Sugita’s translation is clever, accurate and innovative. I would like to signal one thing to be conscious of in some of the poems that rely on subject pronouns. Japanese is famous for not needing to specify the subjects of sentences, so that there can be a sentence with action that is attributed to no one. Sometimes the context will render the subject obvious; sometimes not—and poets rely on this for the panoplies of meaning their poems can present. Here, though, it means that in some instances where the original poem uses no subject, the meaning can become confused in English. One instance is the short poem, “Crown,” which opens: “No matter how poor one may be, / They still have a crown” (174). The general context of the poem should make it clear—poor people have metaphorical crowns (their multiple symbolic meanings left open). But the line may also give the impression of saying: while “one” may be poor, there are still other people who have wealth and power. The meaning of the poem would change entirely.
The volume presents very few such occasions to preoccupy a reader in translation, and overall is a delightful experience—it brings us back to a moment in some ways similar to our own, when literature and the arts found themselves in the important role of helping humanity negotiate the meaning of a technology that simultaneously offered to improve and destroy lives on unprecedented scale. In our even more precipitous contemporary condition one century after Hirato’s earliest writings, this volume offers the reader a powerful vehicle for determining what it means to be human.
Hirato, Renkichi. Spiral Staircase. Tr. Sho Sugita.
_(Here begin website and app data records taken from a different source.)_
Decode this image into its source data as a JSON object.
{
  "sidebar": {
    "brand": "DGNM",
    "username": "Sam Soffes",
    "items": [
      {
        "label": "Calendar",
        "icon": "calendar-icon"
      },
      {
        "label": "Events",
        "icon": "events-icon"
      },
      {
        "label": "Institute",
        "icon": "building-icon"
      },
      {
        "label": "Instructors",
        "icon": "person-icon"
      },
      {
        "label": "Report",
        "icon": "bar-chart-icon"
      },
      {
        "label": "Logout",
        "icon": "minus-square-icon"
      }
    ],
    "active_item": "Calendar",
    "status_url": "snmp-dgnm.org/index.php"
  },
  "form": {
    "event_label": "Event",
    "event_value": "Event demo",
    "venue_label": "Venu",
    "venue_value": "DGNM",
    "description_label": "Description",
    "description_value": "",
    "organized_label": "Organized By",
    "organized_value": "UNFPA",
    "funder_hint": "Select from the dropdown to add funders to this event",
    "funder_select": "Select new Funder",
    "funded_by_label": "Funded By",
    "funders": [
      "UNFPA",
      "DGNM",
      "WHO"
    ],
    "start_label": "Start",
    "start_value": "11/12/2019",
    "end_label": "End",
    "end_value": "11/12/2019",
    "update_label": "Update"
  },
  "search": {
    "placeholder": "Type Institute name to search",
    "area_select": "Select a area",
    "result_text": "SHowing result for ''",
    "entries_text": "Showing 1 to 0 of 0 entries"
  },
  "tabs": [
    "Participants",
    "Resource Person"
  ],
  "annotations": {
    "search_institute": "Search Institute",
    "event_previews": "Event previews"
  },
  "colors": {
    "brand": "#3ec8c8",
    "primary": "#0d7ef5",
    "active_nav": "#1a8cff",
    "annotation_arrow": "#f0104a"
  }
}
Brooklyn, NY: Ugly Duckling Presse, 2017.
[ii] New York: Columbia University Press, 2000.
[iii] (“con tan variados ismos”) Tetsuo Nakagami, Arquitrave, vol. 46, 2009, p. 10. My translation.
[iv] Cambridge: Harvard University Press, 2006.
[v] Translated by Hisaaki Wake in Translation in Modern Japan, edited by Indra Levy, Routledge, 2011.
[vi] New York: Columbia University Press, 2002.